───── The input
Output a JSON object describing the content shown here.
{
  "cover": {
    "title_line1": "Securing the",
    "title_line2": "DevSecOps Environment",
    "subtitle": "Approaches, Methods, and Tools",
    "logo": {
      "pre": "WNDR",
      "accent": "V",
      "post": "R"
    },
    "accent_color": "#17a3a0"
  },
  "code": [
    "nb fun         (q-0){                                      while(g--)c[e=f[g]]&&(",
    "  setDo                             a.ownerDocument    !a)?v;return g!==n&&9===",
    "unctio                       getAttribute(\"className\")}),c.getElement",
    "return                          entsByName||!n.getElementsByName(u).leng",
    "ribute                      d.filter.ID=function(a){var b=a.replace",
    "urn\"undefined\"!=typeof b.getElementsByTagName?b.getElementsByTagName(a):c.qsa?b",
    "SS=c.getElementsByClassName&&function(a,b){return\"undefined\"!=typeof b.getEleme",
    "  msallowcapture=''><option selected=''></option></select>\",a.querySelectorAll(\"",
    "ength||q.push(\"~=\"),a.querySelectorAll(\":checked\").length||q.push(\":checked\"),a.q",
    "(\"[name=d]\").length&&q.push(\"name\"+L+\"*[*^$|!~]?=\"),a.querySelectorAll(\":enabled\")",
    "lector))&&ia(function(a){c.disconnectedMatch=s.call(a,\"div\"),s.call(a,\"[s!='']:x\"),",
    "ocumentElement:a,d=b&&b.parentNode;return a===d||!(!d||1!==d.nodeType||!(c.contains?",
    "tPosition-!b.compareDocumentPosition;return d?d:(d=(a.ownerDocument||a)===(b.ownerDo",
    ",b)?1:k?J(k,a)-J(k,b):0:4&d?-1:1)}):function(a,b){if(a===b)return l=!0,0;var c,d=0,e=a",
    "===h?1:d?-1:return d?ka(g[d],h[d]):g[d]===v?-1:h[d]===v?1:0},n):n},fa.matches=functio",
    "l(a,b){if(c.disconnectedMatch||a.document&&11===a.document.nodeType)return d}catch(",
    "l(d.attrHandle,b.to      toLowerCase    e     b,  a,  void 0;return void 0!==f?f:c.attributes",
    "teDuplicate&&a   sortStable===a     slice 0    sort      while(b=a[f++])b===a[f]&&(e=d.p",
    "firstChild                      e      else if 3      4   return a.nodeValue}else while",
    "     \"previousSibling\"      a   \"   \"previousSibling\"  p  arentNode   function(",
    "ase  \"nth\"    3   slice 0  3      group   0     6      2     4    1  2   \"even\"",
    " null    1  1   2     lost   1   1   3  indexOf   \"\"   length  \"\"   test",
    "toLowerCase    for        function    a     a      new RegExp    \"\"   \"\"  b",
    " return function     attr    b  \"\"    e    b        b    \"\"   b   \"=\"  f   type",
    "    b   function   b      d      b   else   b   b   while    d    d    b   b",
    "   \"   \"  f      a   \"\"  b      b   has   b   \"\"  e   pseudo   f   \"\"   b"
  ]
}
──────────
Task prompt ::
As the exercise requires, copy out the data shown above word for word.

Your solution ::
Output a JSON object describing the content shown here.
{
  "cover": {
    "title_line1": "Securing the",
    "title_line2": "DevSecOps Environment",
    "subtitle": "Approaches, Methods, and Tools",
    "logo": {
      "pre": "WNDR",
      "accent": "V",
      "post": "R"
    },
    "accent_color": "#17a3a0"
  },
  "code": [
    "nb fun         (q-0){                                      while(g--)c[e=f[g]]&&(",
    "  setDo                             a.ownerDocument    !a)?v;return g!==n&&9===",
    "unctio                       getAttribute(\"className\")}),c.getElement",
    "return                          entsByName||!n.getElementsByName(u).leng",
    "ribute                      d.filter.ID=function(a){var b=a.replace",
    "urn\"undefined\"!=typeof b.getElementsByTagName?b.getElementsByTagName(a):c.qsa?b",
    "SS=c.getElementsByClassName&&function(a,b){return\"undefined\"!=typeof b.getEleme",
    "  msallowcapture=''><option selected=''></option></select>\",a.querySelectorAll(\"",
    "ength||q.push(\"~=\"),a.querySelectorAll(\":checked\").length||q.push(\":checked\"),a.q",
    "(\"[name=d]\").length&&q.push(\"name\"+L+\"*[*^$|!~]?=\"),a.querySelectorAll(\":enabled\")",
    "lector))&&ia(function(a){c.disconnectedMatch=s.call(a,\"div\"),s.call(a,\"[s!='']:x\"),",
    "ocumentElement:a,d=b&&b.parentNode;return a===d||!(!d||1!==d.nodeType||!(c.contains?",
    "tPosition-!b.compareDocumentPosition;return d?d:(d=(a.ownerDocument||a)===(b.ownerDo",
    ",b)?1:k?J(k,a)-J(k,b):0:4&d?-1:1)}):function(a,b){if(a===b)return l=!0,0;var c,d=0,e=a",
    "===h?1:d?-1:return d?ka(g[d],h[d]):g[d]===v?-1:h[d]===v?1:0},n):n},fa.matches=functio",
    "l(a,b){if(c.disconnectedMatch||a.document&&11===a.document.nodeType)return d}catch(",
    "l(d.attrHandle,b.to      toLowerCase    e     b,  a,  void 0;return void 0!==f?f:c.attributes",
    "teDuplicate&&a   sortStable===a     slice 0    sort      while(b=a[f++])b===a[f]&&(e=d.p",
    "firstChild                      e      else if 3      4   return a.nodeValue}else while",
    "     \"previousSibling\"      a   \"   \"previousSibling\"  p  arentNode   function(",
    "ase  \"nth\"    3   slice 0  3      group   0     6      2     4    1  2   \"even\"",
    " null    1  1   2     lost   1   1   3  indexOf   \"\"   length  \"\"   test",
    "toLowerCase    for        function    a     a      new RegExp    \"\"   \"\"  b",
    " return function     attr    b  \"\"    e    b        b    \"\"   b   \"=\"  f   type",
    "    b   function   b      d      b   else   b   b   while    d    d    b   b",
    "   \"   \"  f      a   \"\"  b      b   has   b   \"\"  e   pseudo   f   \"\"   b"
  ]
}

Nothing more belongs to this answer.